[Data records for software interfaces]
========

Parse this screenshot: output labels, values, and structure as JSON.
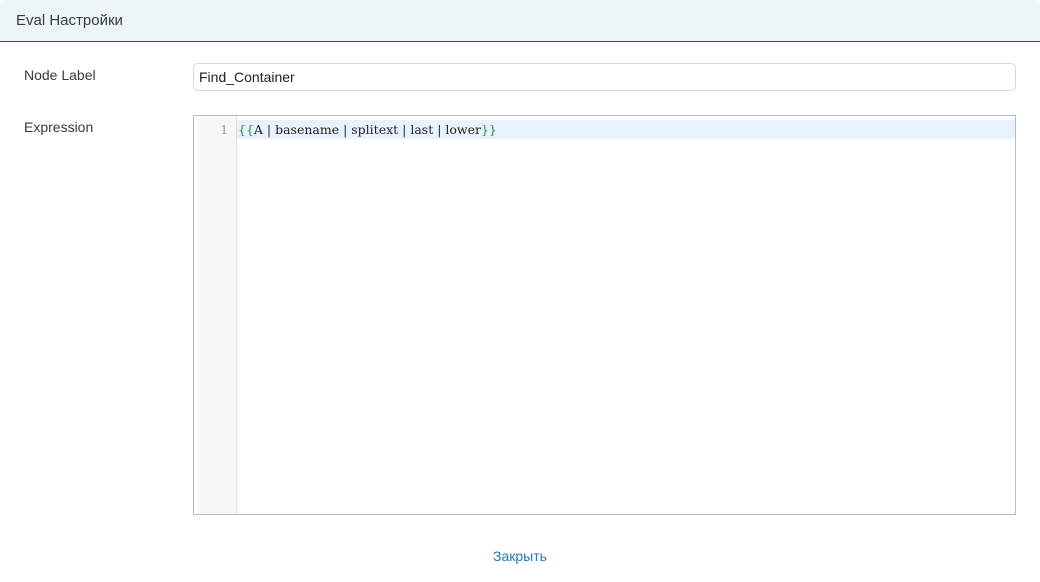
{
  "dialog": {
    "title": "Eval Настройки"
  },
  "form": {
    "node_label": {
      "label": "Node Label",
      "value": "Find_Container"
    },
    "expression": {
      "label": "Expression",
      "line_number": "1",
      "code": {
        "open_brace": "{{",
        "body": "A | basename | splitext | last | lower",
        "close_brace": "}}"
      }
    }
  },
  "footer": {
    "close_label": "Закрыть"
  },
  "colors": {
    "header_bg": "#eef5f8",
    "accent_link": "#1f7ab8",
    "brace": "#2e8b2e",
    "active_line": "#e8f2ff"
  }
}
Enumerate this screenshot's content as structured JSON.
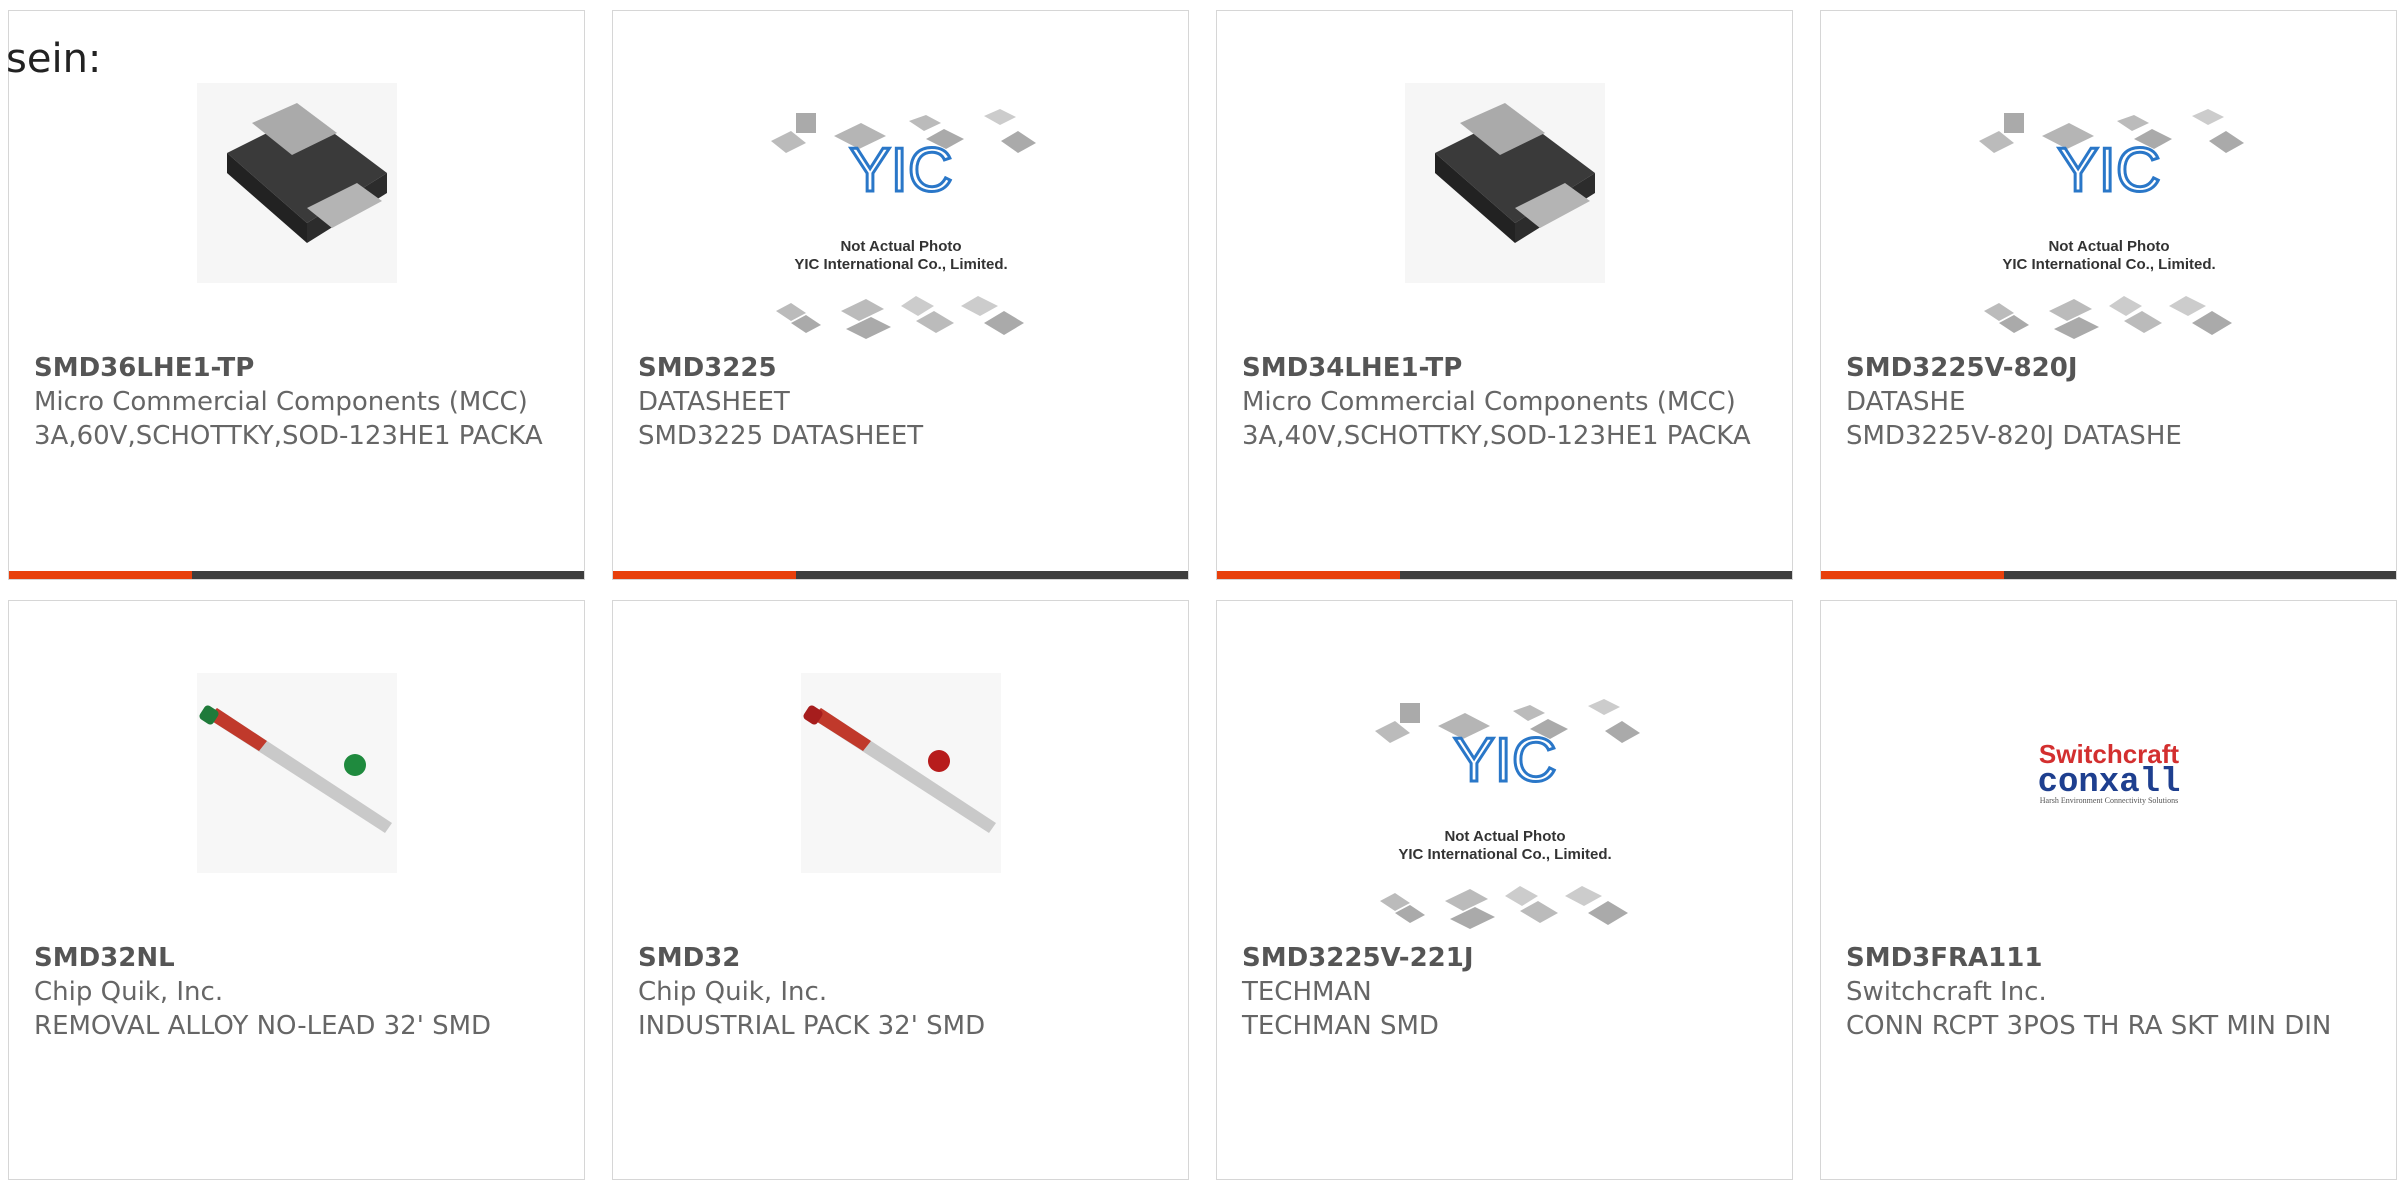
{
  "lead_text": "sein:",
  "colors": {
    "accent": "#e8400c",
    "bar": "#3d3d3d",
    "border": "#d6d6d6"
  },
  "cards": [
    {
      "part": "SMD36LHE1-TP",
      "maker": "Micro Commercial Components (MCC)",
      "desc": "3A,60V,SCHOTTKY,SOD-123HE1 PACKA",
      "image": "diode-sod123-photo"
    },
    {
      "part": "SMD3225",
      "maker": "DATASHEET",
      "desc": "SMD3225 DATASHEET",
      "image": "yic-not-actual-photo",
      "ph1": "Not Actual Photo",
      "ph2": "YIC International Co., Limited."
    },
    {
      "part": "SMD34LHE1-TP",
      "maker": "Micro Commercial Components (MCC)",
      "desc": "3A,40V,SCHOTTKY,SOD-123HE1 PACKA",
      "image": "diode-sod123-photo"
    },
    {
      "part": "SMD3225V-820J",
      "maker": "DATASHE",
      "desc": "SMD3225V-820J DATASHE",
      "image": "yic-not-actual-photo",
      "ph1": "Not Actual Photo",
      "ph2": "YIC International Co., Limited."
    },
    {
      "part": "SMD32NL",
      "maker": "Chip Quik, Inc.",
      "desc": "REMOVAL ALLOY NO-LEAD 32' SMD",
      "image": "solder-tube-green-cap"
    },
    {
      "part": "SMD32",
      "maker": "Chip Quik, Inc.",
      "desc": "INDUSTRIAL PACK 32' SMD",
      "image": "solder-tube-red-cap"
    },
    {
      "part": "SMD3225V-221J",
      "maker": "TECHMAN",
      "desc": "TECHMAN SMD",
      "image": "yic-not-actual-photo",
      "ph1": "Not Actual Photo",
      "ph2": "YIC International Co., Limited."
    },
    {
      "part": "SMD3FRA111",
      "maker": "Switchcraft Inc.",
      "desc": "CONN RCPT 3POS TH RA SKT MIN DIN",
      "image": "switchcraft-conxall-logo",
      "logo1": "Switchcraft",
      "logo2": "conxall",
      "logo3": "Harsh Environment Connectivity Solutions"
    }
  ]
}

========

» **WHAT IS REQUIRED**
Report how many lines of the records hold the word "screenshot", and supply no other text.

» **SOLVED PROBLEM**
2